Recorded at the 2016 Rauland International Winter Festival in Norway, this album contains a great mix of Norwegian, Finnish, and American traditional tunes in various combinations of fiddle, hardingfele, ukulele, kantele, banjo, munnharpe, and seljefløyte.
"Engelska från Korpo"
“Engelska från Korpo,” an English dance tune from Finnish island of Korpo, is the first track and features all three musicians on fiddle. The trio plays this as an airy, ethereal dance, performed mostly in unison, but each player throws in his own harmonies and ornaments throughout.
“Harvelandsvalsen” is played by Egeland and Järvelä on fiddles and Molsky on banjo. The tune comes from Norway's Tvedestrand, and is ostensibly a waltz, although it does not stay strictly in three-quarter time. Molsky's clawhammer banjo fits the fiddles perfectly.

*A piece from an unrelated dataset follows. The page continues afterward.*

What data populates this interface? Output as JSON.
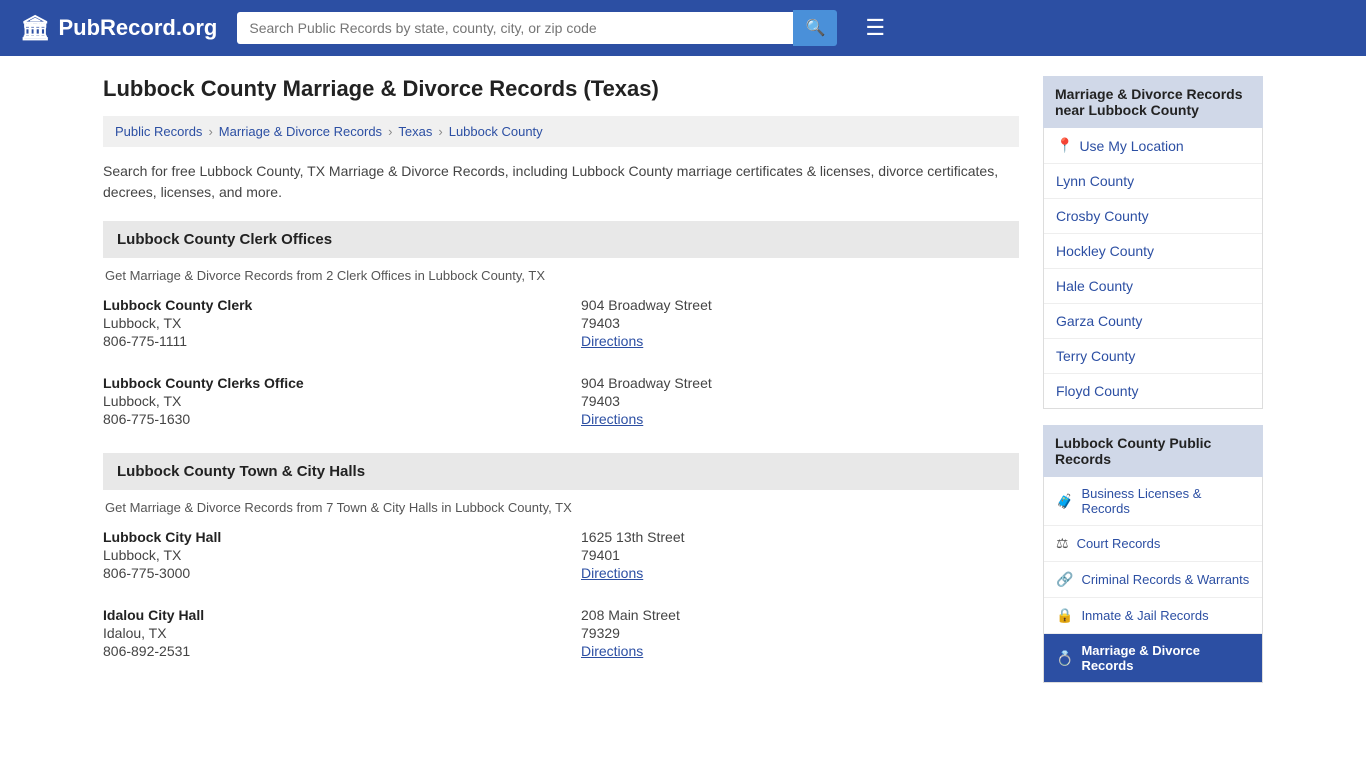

“Reuben” features Molsky on banjo, Järvelä on kantele, and Egeland on seljefløyte. This is one of those songs in which I never tire of hearing a new version. I enjoy how every rendition takes a slightly different direction -- different instrumentation, different speeds, different mixing of the innumerable verses and textual variations. I've heard many banjo versions, but never a version with kantele. And the overtone flute adds a special forlornness to this story of a wrecked train. This is the standout track on this album, and my new favorite recording of this standard.
"Laulu, olut ja viina"
It's great to hear these musicians from separate cultures and traditions come together, absorbing and recreating various regional styles, each player bringing an individual spark. This cross-cultural collaboration is yet another treasure from musicians who already held my highest respect.
- Greg Harness